The books I love are often called both Historical Fiction and Historical Romance, even though the author doesn’t always set out to write a romance. I once saw Diana Gabaldon speak at a convention of the Romance Writers of America, and she said she was confused as to why she was there. “I don’t even write romance,” she said, and yet her books are incredibly romantic while also being unabashedly real. The first Historical Fiction novel I ever read (other than the “Little House on the Prairie” books when I was oh, so much younger!) was hers. I read the Outlander series seven times. After that, well, not only did I dive headfirst into any historical novel I could find, I was inspired to write my own.

After the Outlander books, I turned to Sara Donati’s Into the Wilderness series and enjoyed it tremendously. Book series allow an author to explore not only their lead characters, but their supporting characters as well. Ms Donati did a beautiful job of raising memorable generations of characters both good and evil.

A couple of years ago I read Paullina Simons’ Bronze Horseman trilogy. Wow. The first book simply wrung out every emotion I had while teaching me an incredible amount about Russia and World War II. The books opened my eyes to a whole new world, and I’m looking forward to reading her next novel.

Penelope Williamson is another wonderful, descriptive author, and The Outsider took me away. I love good, thick epics, and she is a master at those. I’d never read a western before and knew nothing about the Amish. Suffice to say, I’ve now read all her books and am constantly on the lookout for more like hers.

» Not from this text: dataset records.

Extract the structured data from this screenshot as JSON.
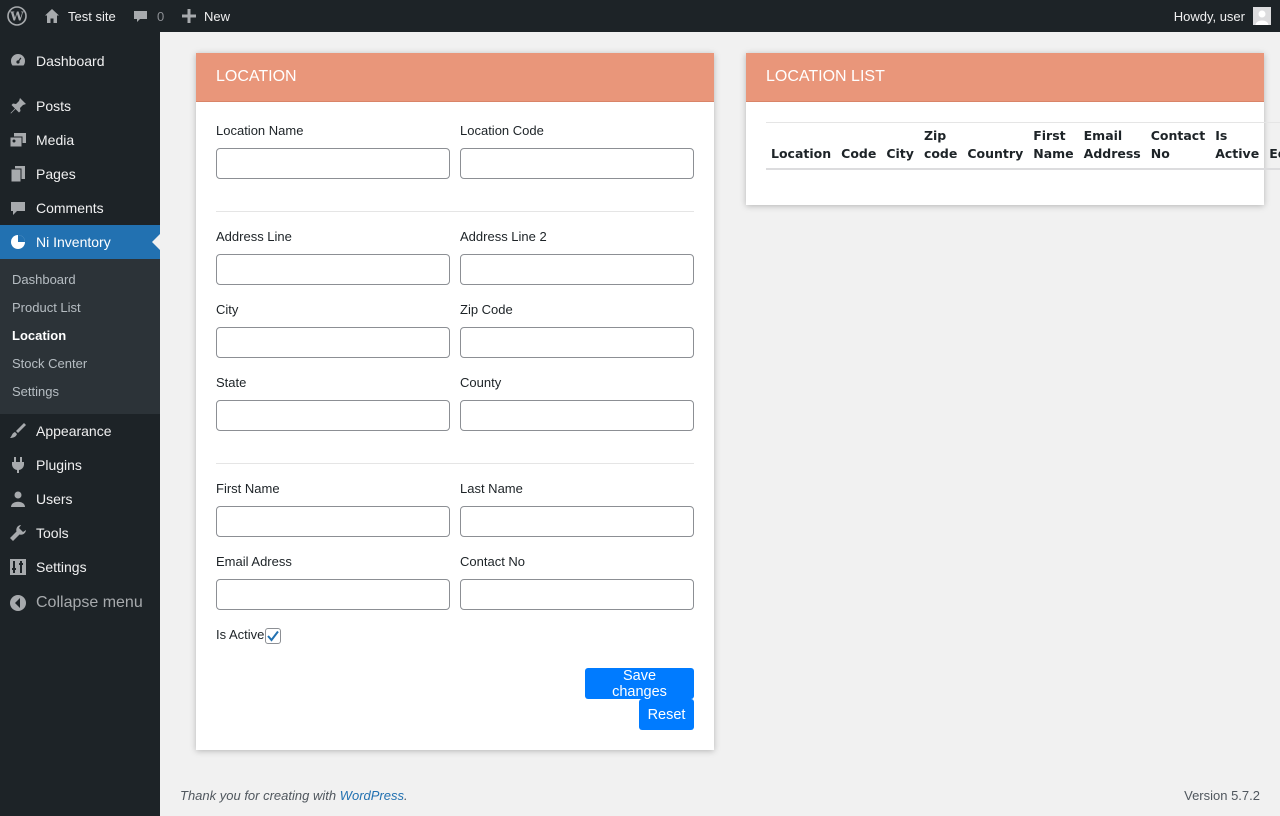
{
  "adminbar": {
    "site_name": "Test site",
    "comments_count": "0",
    "new_label": "New",
    "greeting": "Howdy, user"
  },
  "sidebar": {
    "items_top": [
      {
        "label": "Dashboard",
        "icon": "dashboard-icon"
      },
      {
        "label": "Posts",
        "icon": "pin-icon"
      },
      {
        "label": "Media",
        "icon": "media-icon"
      },
      {
        "label": "Pages",
        "icon": "pages-icon"
      },
      {
        "label": "Comments",
        "icon": "comments-icon"
      },
      {
        "label": "Ni Inventory",
        "icon": "pie-chart-icon"
      }
    ],
    "submenu": [
      {
        "label": "Dashboard"
      },
      {
        "label": "Product List"
      },
      {
        "label": "Location"
      },
      {
        "label": "Stock Center"
      },
      {
        "label": "Settings"
      }
    ],
    "items_bottom": [
      {
        "label": "Appearance",
        "icon": "brush-icon"
      },
      {
        "label": "Plugins",
        "icon": "plugin-icon"
      },
      {
        "label": "Users",
        "icon": "users-icon"
      },
      {
        "label": "Tools",
        "icon": "wrench-icon"
      },
      {
        "label": "Settings",
        "icon": "settings-icon"
      }
    ],
    "collapse_label": "Collapse menu"
  },
  "location_form": {
    "title": "LOCATION",
    "fields": {
      "location_name": {
        "label": "Location Name",
        "value": ""
      },
      "location_code": {
        "label": "Location Code",
        "value": ""
      },
      "address_line": {
        "label": "Address Line",
        "value": ""
      },
      "address_line2": {
        "label": "Address Line 2",
        "value": ""
      },
      "city": {
        "label": "City",
        "value": ""
      },
      "zip_code": {
        "label": "Zip Code",
        "value": ""
      },
      "state": {
        "label": "State",
        "value": ""
      },
      "county": {
        "label": "County",
        "value": ""
      },
      "first_name": {
        "label": "First Name",
        "value": ""
      },
      "last_name": {
        "label": "Last Name",
        "value": ""
      },
      "email_address": {
        "label": "Email Adress",
        "value": ""
      },
      "contact_no": {
        "label": "Contact No",
        "value": ""
      }
    },
    "is_active_label": "Is Active",
    "is_active_checked": true,
    "save_label": "Save changes",
    "reset_label": "Reset"
  },
  "location_list": {
    "title": "LOCATION LIST",
    "columns": [
      [
        "Location"
      ],
      [
        "Code"
      ],
      [
        "City"
      ],
      [
        "Zip",
        "code"
      ],
      [
        "Country"
      ],
      [
        "First",
        "Name"
      ],
      [
        "Email",
        "Address"
      ],
      [
        "Contact",
        "No"
      ],
      [
        "Is",
        "Active"
      ],
      [
        "Edit"
      ]
    ]
  },
  "footer": {
    "thanks_prefix": "Thank you for creating with ",
    "link_text": "WordPress",
    "thanks_suffix": ".",
    "version": "Version 5.7.2"
  },
  "colors": {
    "card_header": "#e9967a",
    "button": "#007bff",
    "admin_bg": "#1d2327",
    "menu_current": "#2271b1"
  }
}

A few years ago I came across the name Susanna Kearsley. I’ve since devoured all her books. Time travel is terribly hard to write. Not only must the author come up with a mechanism which allows the character(s) to pass through years (or days, or whatever), they also have to reflect how one time zone might affect the other. Ms Kearsley does it seamlessly. As a bonus, her main characters are occasionally authors, which means we get a brief glimpse into the author’s mind as well. I don’t really have a favourite, but I recall some beautiful sections in The Winter Sea which perfectly describe what it’s like to be in an author’s head when they become lost in a “writers’ trance”.